[Task]
Return the full listing, keeping every line exactly as it is.

[Data]
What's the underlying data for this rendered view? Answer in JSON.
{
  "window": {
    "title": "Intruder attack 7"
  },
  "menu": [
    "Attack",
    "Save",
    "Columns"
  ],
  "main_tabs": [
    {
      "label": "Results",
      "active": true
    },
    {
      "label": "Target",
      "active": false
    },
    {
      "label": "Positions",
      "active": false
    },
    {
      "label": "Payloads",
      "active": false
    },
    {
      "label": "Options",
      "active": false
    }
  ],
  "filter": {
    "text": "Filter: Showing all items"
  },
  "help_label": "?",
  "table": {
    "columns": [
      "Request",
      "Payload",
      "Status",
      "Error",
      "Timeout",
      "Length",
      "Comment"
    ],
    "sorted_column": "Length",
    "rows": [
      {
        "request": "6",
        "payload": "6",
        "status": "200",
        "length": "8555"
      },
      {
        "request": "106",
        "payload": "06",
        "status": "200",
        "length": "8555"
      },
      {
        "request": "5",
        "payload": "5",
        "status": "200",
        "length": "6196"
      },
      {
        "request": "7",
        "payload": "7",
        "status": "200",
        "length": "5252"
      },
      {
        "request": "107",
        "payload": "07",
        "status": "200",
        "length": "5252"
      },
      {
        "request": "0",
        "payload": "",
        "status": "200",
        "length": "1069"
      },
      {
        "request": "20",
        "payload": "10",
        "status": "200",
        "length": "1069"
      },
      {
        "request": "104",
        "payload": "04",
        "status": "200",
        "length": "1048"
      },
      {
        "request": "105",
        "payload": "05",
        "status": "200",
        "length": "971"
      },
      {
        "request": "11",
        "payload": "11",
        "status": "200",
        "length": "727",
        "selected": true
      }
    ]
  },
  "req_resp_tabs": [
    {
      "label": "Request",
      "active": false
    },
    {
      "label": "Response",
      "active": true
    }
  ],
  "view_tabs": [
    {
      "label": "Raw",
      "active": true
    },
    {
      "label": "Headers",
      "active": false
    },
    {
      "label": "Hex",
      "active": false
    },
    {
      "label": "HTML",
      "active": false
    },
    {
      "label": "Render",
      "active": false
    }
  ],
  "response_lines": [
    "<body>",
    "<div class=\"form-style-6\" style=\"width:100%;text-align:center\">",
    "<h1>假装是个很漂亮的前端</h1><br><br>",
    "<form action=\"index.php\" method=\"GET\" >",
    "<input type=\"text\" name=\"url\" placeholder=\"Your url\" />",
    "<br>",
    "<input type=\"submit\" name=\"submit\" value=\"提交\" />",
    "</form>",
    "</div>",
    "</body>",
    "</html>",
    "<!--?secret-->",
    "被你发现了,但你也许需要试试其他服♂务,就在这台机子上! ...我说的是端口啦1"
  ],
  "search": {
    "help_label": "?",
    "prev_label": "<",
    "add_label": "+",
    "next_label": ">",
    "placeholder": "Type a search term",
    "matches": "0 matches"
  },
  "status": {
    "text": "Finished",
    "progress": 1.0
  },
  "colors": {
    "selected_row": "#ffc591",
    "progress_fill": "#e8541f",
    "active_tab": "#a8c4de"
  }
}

[Exercise output]
What's the underlying data for this rendered view? Answer in JSON.
{
  "window": {
    "title": "Intruder attack 7"
  },
  "menu": [
    "Attack",
    "Save",
    "Columns"
  ],
  "main_tabs": [
    {
      "label": "Results",
      "active": true
    },
    {
      "label": "Target",
      "active": false
    },
    {
      "label": "Positions",
      "active": false
    },
    {
      "label": "Payloads",
      "active": false
    },
    {
      "label": "Options",
      "active": false
    }
  ],
  "filter": {
    "text": "Filter: Showing all items"
  },
  "help_label": "?",
  "table": {
    "columns": [
      "Request",
      "Payload",
      "Status",
      "Error",
      "Timeout",
      "Length",
      "Comment"
    ],
    "sorted_column": "Length",
    "rows": [
      {
        "request": "6",
        "payload": "6",
        "status": "200",
        "length": "8555"
      },
      {
        "request": "106",
        "payload": "06",
        "status": "200",
        "length": "8555"
      },
      {
        "request": "5",
        "payload": "5",
        "status": "200",
        "length": "6196"
      },
      {
        "request": "7",
        "payload": "7",
        "status": "200",
        "length": "5252"
      },
      {
        "request": "107",
        "payload": "07",
        "status": "200",
        "length": "5252"
      },
      {
        "request": "0",
        "payload": "",
        "status": "200",
        "length": "1069"
      },
      {
        "request": "20",
        "payload": "10",
        "status": "200",
        "length": "1069"
      },
      {
        "request": "104",
        "payload": "04",
        "status": "200",
        "length": "1048"
      },
      {
        "request": "105",
        "payload": "05",
        "status": "200",
        "length": "971"
      },
      {
        "request": "11",
        "payload": "11",
        "status": "200",
        "length": "727",
        "selected": true
      }
    ]
  },
  "req_resp_tabs": [
    {
      "label": "Request",
      "active": false
    },
    {
      "label": "Response",
      "active": true
    }
  ],
  "view_tabs": [
    {
      "label": "Raw",
      "active": true
    },
    {
      "label": "Headers",
      "active": false
    },
    {
      "label": "Hex",
      "active": false
    },
    {
      "label": "HTML",
      "active": false
    },
    {
      "label": "Render",
      "active": false
    }
  ],
  "response_lines": [
    "<body>",
    "<div class=\"form-style-6\" style=\"width:100%;text-align:center\">",
    "<h1>假装是个很漂亮的前端</h1><br><br>",
    "<form action=\"index.php\" method=\"GET\" >",
    "<input type=\"text\" name=\"url\" placeholder=\"Your url\" />",
    "<br>",
    "<input type=\"submit\" name=\"submit\" value=\"提交\" />",
    "</form>",
    "</div>",
    "</body>",
    "</html>",
    "<!--?secret-->",
    "被你发现了,但你也许需要试试其他服♂务,就在这台机子上! ...我说的是端口啦1"
  ],
  "search": {
    "help_label": "?",
    "prev_label": "<",
    "add_label": "+",
    "next_label": ">",
    "placeholder": "Type a search term",
    "matches": "0 matches"
  },
  "status": {
    "text": "Finished",
    "progress": 1.0
  },
  "colors": {
    "selected_row": "#ffc591",
    "progress_fill": "#e8541f",
    "active_tab": "#a8c4de"
  }
}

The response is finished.